Collected data entries
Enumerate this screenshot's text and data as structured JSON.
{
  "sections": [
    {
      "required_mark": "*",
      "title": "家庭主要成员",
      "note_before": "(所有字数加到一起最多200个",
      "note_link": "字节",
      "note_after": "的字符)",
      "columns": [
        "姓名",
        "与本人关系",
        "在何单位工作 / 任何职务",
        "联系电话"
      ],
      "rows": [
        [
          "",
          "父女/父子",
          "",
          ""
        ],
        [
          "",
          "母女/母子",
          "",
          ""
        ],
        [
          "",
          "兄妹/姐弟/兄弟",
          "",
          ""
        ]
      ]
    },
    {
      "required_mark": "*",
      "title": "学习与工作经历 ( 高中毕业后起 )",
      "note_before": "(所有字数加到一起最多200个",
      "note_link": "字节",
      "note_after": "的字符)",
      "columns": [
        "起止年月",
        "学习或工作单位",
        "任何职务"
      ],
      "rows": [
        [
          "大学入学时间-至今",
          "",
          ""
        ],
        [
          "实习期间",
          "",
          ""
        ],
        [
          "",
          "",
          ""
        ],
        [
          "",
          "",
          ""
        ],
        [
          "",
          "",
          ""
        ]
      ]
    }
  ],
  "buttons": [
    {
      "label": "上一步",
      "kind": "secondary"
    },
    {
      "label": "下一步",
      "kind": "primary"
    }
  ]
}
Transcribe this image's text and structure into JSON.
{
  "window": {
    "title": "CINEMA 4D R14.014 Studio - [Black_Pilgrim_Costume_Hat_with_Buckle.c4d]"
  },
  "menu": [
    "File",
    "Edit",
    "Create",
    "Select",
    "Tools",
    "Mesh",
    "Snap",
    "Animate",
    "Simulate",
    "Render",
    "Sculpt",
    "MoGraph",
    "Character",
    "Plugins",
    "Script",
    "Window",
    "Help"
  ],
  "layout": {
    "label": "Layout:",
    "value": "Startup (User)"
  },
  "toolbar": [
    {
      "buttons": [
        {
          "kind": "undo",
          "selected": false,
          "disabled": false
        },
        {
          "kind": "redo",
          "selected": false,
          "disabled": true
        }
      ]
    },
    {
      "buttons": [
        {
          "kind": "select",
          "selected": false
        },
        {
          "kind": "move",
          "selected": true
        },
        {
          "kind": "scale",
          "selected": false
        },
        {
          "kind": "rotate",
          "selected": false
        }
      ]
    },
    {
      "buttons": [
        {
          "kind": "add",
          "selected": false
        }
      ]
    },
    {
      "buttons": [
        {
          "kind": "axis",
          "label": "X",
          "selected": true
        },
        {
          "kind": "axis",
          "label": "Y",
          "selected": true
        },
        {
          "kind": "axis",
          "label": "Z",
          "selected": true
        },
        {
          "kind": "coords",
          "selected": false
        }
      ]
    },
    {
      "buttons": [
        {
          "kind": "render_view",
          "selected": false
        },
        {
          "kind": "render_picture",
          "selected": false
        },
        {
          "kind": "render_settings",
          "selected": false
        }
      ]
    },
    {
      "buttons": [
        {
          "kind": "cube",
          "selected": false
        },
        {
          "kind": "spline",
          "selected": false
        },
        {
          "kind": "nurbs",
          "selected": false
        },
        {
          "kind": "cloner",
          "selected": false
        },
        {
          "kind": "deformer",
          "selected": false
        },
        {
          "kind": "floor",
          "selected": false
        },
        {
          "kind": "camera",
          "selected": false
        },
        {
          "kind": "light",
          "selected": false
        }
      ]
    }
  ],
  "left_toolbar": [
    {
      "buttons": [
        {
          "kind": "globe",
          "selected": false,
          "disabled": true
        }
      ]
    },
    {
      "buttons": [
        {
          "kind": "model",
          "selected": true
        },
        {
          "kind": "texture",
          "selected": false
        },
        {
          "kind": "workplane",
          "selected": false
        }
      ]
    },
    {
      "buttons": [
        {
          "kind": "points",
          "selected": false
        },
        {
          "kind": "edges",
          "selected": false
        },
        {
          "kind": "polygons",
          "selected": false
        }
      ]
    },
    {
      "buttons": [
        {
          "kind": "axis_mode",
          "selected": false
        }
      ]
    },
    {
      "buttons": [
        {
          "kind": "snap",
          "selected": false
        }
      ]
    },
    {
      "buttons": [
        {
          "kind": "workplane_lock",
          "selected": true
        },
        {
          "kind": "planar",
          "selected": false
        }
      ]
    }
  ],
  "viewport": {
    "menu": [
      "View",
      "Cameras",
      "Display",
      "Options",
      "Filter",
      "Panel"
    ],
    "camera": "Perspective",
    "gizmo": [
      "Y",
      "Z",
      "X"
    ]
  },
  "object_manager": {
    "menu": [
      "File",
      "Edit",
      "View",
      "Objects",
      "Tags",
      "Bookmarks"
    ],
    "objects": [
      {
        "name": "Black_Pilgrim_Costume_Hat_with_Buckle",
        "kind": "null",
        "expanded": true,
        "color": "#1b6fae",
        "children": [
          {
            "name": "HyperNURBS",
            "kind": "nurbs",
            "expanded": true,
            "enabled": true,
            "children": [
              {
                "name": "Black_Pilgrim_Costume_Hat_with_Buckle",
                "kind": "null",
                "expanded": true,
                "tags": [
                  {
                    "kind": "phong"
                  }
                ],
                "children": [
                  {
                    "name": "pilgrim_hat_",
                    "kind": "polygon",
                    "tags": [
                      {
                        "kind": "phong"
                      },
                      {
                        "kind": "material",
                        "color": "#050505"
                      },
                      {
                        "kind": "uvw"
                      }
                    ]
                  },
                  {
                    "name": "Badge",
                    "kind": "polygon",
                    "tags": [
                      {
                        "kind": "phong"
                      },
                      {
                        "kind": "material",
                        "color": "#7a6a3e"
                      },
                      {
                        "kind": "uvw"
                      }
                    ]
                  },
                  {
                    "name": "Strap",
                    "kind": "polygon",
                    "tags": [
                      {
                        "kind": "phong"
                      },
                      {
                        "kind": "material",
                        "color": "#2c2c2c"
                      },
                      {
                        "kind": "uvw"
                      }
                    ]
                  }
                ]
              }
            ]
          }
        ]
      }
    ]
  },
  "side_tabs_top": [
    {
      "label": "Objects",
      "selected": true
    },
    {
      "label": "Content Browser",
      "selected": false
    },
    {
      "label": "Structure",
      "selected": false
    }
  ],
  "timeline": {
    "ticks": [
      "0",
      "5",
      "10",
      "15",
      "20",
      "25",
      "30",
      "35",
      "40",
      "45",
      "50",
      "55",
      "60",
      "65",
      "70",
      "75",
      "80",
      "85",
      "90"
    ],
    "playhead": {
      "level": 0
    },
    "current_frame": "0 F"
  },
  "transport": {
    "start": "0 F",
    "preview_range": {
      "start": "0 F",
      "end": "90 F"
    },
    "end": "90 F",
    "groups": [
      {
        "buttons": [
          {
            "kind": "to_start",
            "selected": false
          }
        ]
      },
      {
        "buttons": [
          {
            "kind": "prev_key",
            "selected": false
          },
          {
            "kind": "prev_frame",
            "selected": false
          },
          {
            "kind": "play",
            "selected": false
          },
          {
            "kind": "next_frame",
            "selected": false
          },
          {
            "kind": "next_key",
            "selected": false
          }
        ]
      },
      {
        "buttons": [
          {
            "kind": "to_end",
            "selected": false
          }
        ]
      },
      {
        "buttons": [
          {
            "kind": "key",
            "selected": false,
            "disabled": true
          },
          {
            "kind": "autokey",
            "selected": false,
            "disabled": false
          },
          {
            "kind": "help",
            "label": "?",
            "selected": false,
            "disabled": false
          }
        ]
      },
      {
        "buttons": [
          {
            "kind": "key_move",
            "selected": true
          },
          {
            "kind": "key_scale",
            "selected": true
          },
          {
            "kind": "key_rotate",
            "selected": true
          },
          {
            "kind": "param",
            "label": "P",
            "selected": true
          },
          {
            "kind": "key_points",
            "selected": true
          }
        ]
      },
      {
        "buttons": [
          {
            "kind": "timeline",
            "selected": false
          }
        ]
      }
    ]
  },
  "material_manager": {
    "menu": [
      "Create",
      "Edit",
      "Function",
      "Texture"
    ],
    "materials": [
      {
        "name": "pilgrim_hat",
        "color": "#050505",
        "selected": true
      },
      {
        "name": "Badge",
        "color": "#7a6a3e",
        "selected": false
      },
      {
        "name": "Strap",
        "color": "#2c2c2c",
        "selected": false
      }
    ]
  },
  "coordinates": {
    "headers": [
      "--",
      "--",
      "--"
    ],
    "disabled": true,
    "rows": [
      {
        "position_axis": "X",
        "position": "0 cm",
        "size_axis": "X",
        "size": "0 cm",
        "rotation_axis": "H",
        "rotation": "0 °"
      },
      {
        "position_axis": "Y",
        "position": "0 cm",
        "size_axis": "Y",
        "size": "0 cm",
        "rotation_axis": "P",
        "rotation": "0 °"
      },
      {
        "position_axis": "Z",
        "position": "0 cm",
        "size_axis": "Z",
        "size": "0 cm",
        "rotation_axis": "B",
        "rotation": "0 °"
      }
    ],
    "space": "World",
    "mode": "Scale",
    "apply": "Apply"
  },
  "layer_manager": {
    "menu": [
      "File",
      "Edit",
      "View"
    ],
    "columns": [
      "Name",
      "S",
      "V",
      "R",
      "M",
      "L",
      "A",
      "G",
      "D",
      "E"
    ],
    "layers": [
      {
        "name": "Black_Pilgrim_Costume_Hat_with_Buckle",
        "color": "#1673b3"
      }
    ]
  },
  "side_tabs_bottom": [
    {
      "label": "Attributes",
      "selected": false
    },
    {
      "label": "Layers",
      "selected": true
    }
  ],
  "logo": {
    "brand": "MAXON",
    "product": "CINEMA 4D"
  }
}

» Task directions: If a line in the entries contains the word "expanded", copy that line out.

» Task output:
        "expanded": true,
            "expanded": true,
                "expanded": true,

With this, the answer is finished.